    • It looks like increases since 1980 has brought US spending per enrollee from about half of Canada’s ($1200 vs $2100) to parity–about $3600 (US) vs $3700 (Canada). It may be in the original article, but I think we need more data about initial conditions and changes in the respective health care systems in order to make this comparison useful.

    • The substantive argument has never been about the government’s capacity to control spending and prices if granted the power to do so, it has always been about the nature of the consequences that will follow from doing so.

      The government is also much than the private sector at forcibly conscripting civilians and sending them off to fight wars – but this does nothing to establish the case that endowing the government with this power is actually a net benefit for the country, or even the army for that matter.

      Engaging the non-trivial form of this argument takes us back to the dreary work of hauling out statistical aggregates derived from populations with *vastly* different values, habits, and lifestyles and claiming that they tell us something meaningful about the comparative clinical efficacy per-unit-cost of the health systems that treat them.

      • It feels like you’re arguing from another universe sometimes. There are legions of people who believe that it is the private sector which is more likely to reduce the cost of healthcare. You dismiss all of that in the first sentence. You’re not getting out much if you believe that everyone believes that government has the capacity to control spending.

        I’m also tired of having to repeat myself on your last point. I’ve answered it many, many times on this blog. Not every metric can be wiped away by your assumptions.

        • The central difficulty here is that your opponents in this debate do not recognize the terms “cost” and “price” as synonymous. I am not certain how you understand or define them, but I’ll attempt to speak for the “Government is bad at controlling costs” camp and lay out how people in this group think about these terms.

          Those who argue that the government is bad at controlling costs define “costs” as the total value of the inputs required to create a good or service, and “price” as the amount of money that consumers are willing to exchange for the said good or service. In our minds there is not always a predictable relationship between the two.

          Consequently it’s entirely possible to accept that the government has the power to specify and enforce a maximum price that a producer can charge for a given good or service without believing that exercising this statutory power will necessarily reduce the cost/value/quantity of the inputs required to generate them.

          If you are not simply making the trivial claim that governments can control prices, but rather that:

          1) Governments can make the actual process of producing a given medical good or service more efficient by reducing the total value of the inputs required to generate it.

          2) Governments are demonstrably better at improving efficiency than competitive market processes are, or ever could be, at least when it comes to health care.

          Then, yes, there are indeed legions of people who disagree with that.

          That’s an interesting claim, because it suggests that even in the absence of statutory price controls, Canadian health systems could be imported to the US (or patient care could be outsourced to Canada) and deliver specific goods and services at a lower real cost as a result of their superior industrial organization.

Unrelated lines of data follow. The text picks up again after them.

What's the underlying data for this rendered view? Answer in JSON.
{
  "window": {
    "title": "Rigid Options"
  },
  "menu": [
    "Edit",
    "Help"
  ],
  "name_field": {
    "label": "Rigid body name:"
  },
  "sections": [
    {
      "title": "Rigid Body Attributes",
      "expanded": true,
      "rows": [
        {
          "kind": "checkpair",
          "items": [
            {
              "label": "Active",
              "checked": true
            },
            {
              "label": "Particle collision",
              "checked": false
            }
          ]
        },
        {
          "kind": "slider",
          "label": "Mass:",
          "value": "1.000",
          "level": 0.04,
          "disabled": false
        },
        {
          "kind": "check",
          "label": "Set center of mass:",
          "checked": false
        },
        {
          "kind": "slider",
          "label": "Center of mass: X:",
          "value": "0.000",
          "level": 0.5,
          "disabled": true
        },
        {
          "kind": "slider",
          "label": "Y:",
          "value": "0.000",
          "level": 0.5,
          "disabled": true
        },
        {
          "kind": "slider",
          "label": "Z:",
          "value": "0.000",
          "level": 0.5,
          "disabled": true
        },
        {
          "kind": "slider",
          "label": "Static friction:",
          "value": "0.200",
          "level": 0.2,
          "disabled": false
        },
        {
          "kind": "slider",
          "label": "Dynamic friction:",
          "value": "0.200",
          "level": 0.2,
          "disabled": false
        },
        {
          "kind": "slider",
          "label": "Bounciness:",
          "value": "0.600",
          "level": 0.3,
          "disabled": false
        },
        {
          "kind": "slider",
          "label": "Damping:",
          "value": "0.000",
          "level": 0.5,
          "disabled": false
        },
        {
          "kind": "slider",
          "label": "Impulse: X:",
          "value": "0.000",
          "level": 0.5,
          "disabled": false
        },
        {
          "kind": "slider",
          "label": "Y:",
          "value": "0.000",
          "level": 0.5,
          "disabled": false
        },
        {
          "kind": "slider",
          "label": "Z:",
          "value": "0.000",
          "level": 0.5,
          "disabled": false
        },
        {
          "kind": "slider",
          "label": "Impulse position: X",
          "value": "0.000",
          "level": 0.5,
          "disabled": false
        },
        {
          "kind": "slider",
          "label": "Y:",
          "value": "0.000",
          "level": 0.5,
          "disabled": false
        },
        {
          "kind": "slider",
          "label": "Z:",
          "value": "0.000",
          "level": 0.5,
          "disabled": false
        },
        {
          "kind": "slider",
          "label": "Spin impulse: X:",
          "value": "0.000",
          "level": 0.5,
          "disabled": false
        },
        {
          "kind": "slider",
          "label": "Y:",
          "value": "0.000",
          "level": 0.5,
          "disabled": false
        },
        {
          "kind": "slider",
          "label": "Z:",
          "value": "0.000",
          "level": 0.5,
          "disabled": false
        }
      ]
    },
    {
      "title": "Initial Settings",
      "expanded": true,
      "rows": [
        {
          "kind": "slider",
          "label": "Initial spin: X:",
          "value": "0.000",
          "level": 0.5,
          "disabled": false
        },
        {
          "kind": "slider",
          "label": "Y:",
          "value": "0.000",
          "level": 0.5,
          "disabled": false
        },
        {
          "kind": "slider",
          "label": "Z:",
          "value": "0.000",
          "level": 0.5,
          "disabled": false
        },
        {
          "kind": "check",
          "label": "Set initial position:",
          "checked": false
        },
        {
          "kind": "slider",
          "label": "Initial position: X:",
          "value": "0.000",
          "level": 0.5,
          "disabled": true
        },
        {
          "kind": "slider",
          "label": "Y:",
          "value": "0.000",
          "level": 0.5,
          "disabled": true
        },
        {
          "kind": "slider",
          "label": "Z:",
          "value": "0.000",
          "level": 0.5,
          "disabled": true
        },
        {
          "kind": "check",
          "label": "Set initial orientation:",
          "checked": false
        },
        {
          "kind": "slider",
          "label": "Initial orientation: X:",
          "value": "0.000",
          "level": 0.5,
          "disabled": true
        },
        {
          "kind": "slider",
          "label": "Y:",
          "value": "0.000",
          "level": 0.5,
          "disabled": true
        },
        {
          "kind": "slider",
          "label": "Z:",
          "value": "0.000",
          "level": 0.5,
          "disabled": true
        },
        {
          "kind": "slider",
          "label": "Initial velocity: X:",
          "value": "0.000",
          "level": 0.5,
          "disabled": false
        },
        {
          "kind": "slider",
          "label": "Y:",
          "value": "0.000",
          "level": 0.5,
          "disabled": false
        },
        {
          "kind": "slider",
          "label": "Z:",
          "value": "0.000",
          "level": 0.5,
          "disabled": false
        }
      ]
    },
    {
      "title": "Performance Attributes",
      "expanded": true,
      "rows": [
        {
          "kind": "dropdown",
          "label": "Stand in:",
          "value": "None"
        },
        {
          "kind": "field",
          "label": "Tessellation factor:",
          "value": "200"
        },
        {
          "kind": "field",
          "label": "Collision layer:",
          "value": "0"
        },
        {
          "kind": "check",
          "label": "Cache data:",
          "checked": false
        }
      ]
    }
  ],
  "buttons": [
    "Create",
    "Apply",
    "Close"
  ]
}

          E.g. Canadian hospitals can organize their care in an ICU such that a given nurse can attend to 10 patients without compromising their care, whereas a nurse in the US could only attend to 7, their surgical theaters have a higher throughput or require fewer staff per procedure, etc, etc.

          I am genuinely interested in learning precisely what you mean when you stipulate that the government is better at controlling costs, so if I have misunderstood or misrepresented your argument I’d welcome a clarification.